Welcome to BookView Interview, a conversation series where BookView talks to authors.
Recently, we talked with Alice Dolphin Sanza, author of Alice’s Ego, a literary fiction tale with a dash of magical realism and fantasy (read the review here).
I have been a therapist for over 10 years. During this time I have listened to a lot of peoples stories. I began to see there was a theme to many of them and studied archetypes. From this I was able to build a novel that I believe will resonate with a lot of people. I am qualified in Magnified Healing, Massage, Reflexology and Crystal Therapy. I am also a Reiki and Seichem Master. I’ve owned a Crystal Shop and a Harley Street Practice. I’ve travelled the world working energetically. Finding this path and breaking my linage has been my life purpose. It has been a hilarious and sometimes arduous journey that has left me with a unique outlook on life.
What kind of research do you do, and how long do you spend researching before beginning a book?

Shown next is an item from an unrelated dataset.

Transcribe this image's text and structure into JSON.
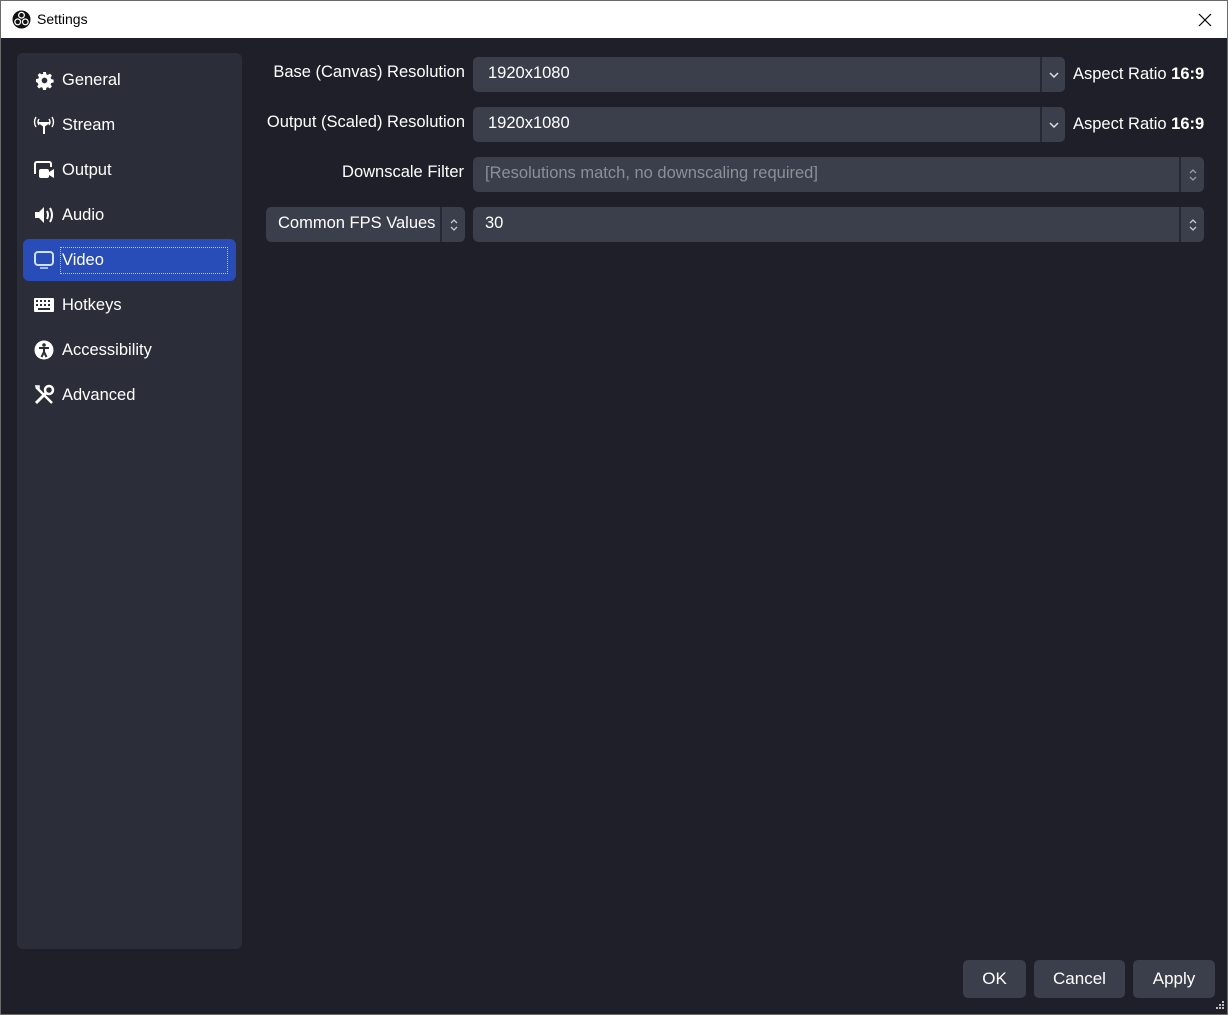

I researched this book for 11 years as I tried to understand my own experience. I studied on courses, from books and information on the internet. Then I wrote a book, this raised a lot of questions within me. Well, actually, it pulled up deeply disturbing emotions. I then put the idea of writing aside for 3 years and continued to study and understand these issues. I worked as a therapist during this time, listening to other people’s stories. I found reoccurring themes of challenges people face. I also worked in our local library and read up on archetypes. I found that the stories I had been told of other people’s experiences fitted characters within archetypes, there seemed to be a generic theme, and so built my characters in the book. It has been a wholly cathartic experience that has taught me so much. Finally, I took a year to write this second book with more understanding and knowledge of the subjects it raises. I then spent 9 months in the editing process.
Do you find writing therapeutic?
Absolutely. It took me completely away from my life whilst I lost myself, for a year, in imagination.
What’s the most difficult thing about writing a novel?
Staying on track. I have several removed chapters that ultimately, I had to declare were extensions to the story and not strictly on point. Although I enjoyed writing the chapters and love the message within them, they unnecessarily elongated the book and took it, albeit delightfully, off track and had to be removed. Maybe they will form the basis of a second novel.
How many hours a day do you write?
I write when I have a thought or inspiration I want to get down on paper. Often this was at 3am and I would write till 8, 9 or 10am then collapse back in bed to sleep for a few hours. Or whilst I was in conversation with someone and I would rudely excuse myself because I had stopped listening to them when inspiration struck. It has been a very disjointed few years and thoughts and ideas spilled out of me onto the pages.
Does a big ego help or hurt writers?
This was so challenging. I really struggled to publish thinking I was simply not good enough to do so and delayed putting myself out into the world using the excuse of editing. I then convinced myself there was no point publishing, I was simply happy to have done it and I would just print a copy for myself and leave it at that; I unpublished the ebook. A few friends read it and declared it should be out in the world. I felt these friends were just being kind and not a fair assessment of my work. So, I delayed promoting it thinking it could just sit at the bottom of the list. I had to shift my perception. Now I feel the topics raised in the book will resonate with a lot of people and hopefully this will make them feel more comfortable in having faced similar challenges to me. Publishing a book is the biggest challenge to my self confidence that I have ever faced.
Do you try more to be original or to deliver to readers what they want?
Oh, I have been completely original and discussed really alternative philosophies. I wrote from my heart and my experience. I have hit on uncomfortable subjects which, in my experience, are the sort of subjects that we sweep under the carpet and should be bought out into the open. I have done this in the hope that people who have also gone through these experiences can feel more comfortable discussing them and get help and healing rather than bottling their emotions up and just coping with life, as I had unsuccessfully done.
Do you think someone could be a writer if they don’t feel emotions strongly?
Yes, anyone and everyone can write. Not everyone wants to read an emotive story all the time. We can all tell the same story from a different perspective with a different spin on it as we view it through our own lens of experience. We can write from our emotional body or from our logical minds. But the experience for the reader will be vastly different.
Categories: BookView Review Interview